Washington promised an investigation on Friday into how pictures of Saddam Hussein in his underpants were splashed across the front-page of Britain’s biggest-selling daily newspaper. […] The White House said President Bush had been told of the pictures and “strongly supports the aggressive and thorough investigation that is already under way.”
In a south-city Saint Louis Bread Co., a young auto mechanic named Samir puts down his coffee long enough to carefully eye the other patrons. Assured no one is paying him any mind, he lowers his voice to a guttural whisper, fidgets with the zipper on his black tracksuit and rubs his grease-stained fingers along a finely manicured goatee. Then, in a syncopated rhythm of street slang and accented English, he transports himself back in time to a bitter-cold December night in Iraq.
It had to have been the most sublime moment of his life. Samir tells how he arrived in Tikrit as an Arabic interpreter for United States Special Forces in late 2003, how he peered into a hidden bunker and heard a voice begging for mercy, how he reached into the darkness and pulled out Saddam Hussein.
“I was so angry,” says Samir, who immigrated to St. Louis eleven years ago after fleeing Iraq. “I began cussing at him, calling him a motherfucker, a son-of-a-bitch — you name it. I told him I was Shiite from the south and was part of the revolution against him in 1991. I said he murdered my uncles and cousins. He imprisoned my father.

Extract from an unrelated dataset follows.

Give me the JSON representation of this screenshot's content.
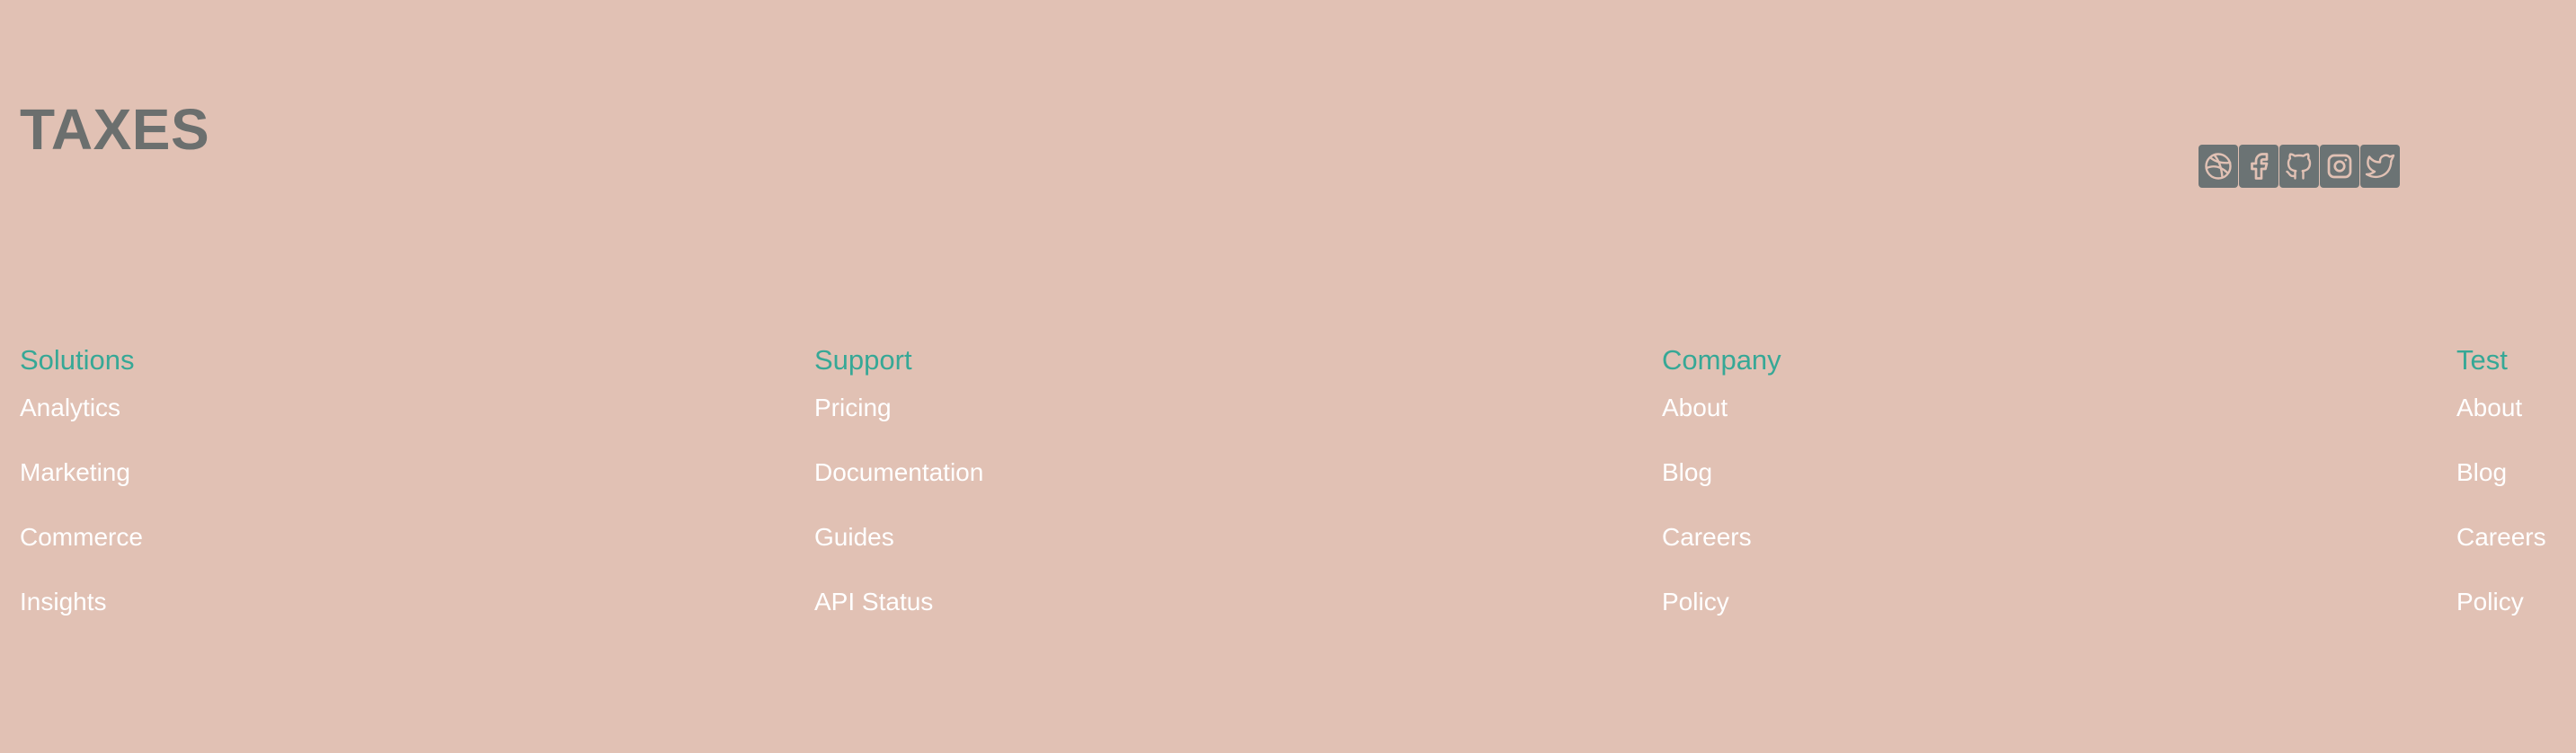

“All these years of anger, I couldn’t stop. I tried to say the worst things I could. I told him if he were a real man he would have killed himself. I asked him: ‘Why are you living in that dirty little hole, you bastard? You are a rat. Your father is a rat.'”
In Arabic, Saddam told Samir to shut up. And when Saddam called him a traitor, an enraged Samir silenced his prisoner with a flurry of quick jabs to the face.
“I punched Saddam in the mouth.”
Samir’s extravagant story is difficult to believe — until he pulls out his laptop computer and rifles through the dozens of photographs he shot that night. There’s the photo of Samir posed next to the bodyguard who will ultimately lead U.S. forces to Saddam. There’s the photo of Samir standing behind the stack of $12 million in U.S. currency seized near Saddam’s hideout. And there’s the most riveting image of all: Samir kneeling behind the bruised and bloodied dictator just minutes after his inglorious capture.
“I would die for this picture,” Samir says. “Without this photo, no one would believe me.”
It’s largely because of the photos that Samir insists his last name not be used for this article. He’s afraid that extremists loyal to Saddam, or opposed to the U.S. invasion, will retaliate against him or members of his family who continue to live in Iraq.
But more than that, Samir’s anonymity as a 34-year-old civilian contractor free from military censor enables him to openly discuss the spellbinding saga. His version is far more real-to-life than the “official” Pentagon account.
Whether the photos now circulating are from “Samir” is unclear. The guys in both photos look rather similar but they’re at different angles.
Update (1518): Courtney Knapp caught an amusing variation on the Reuters headline before it changed.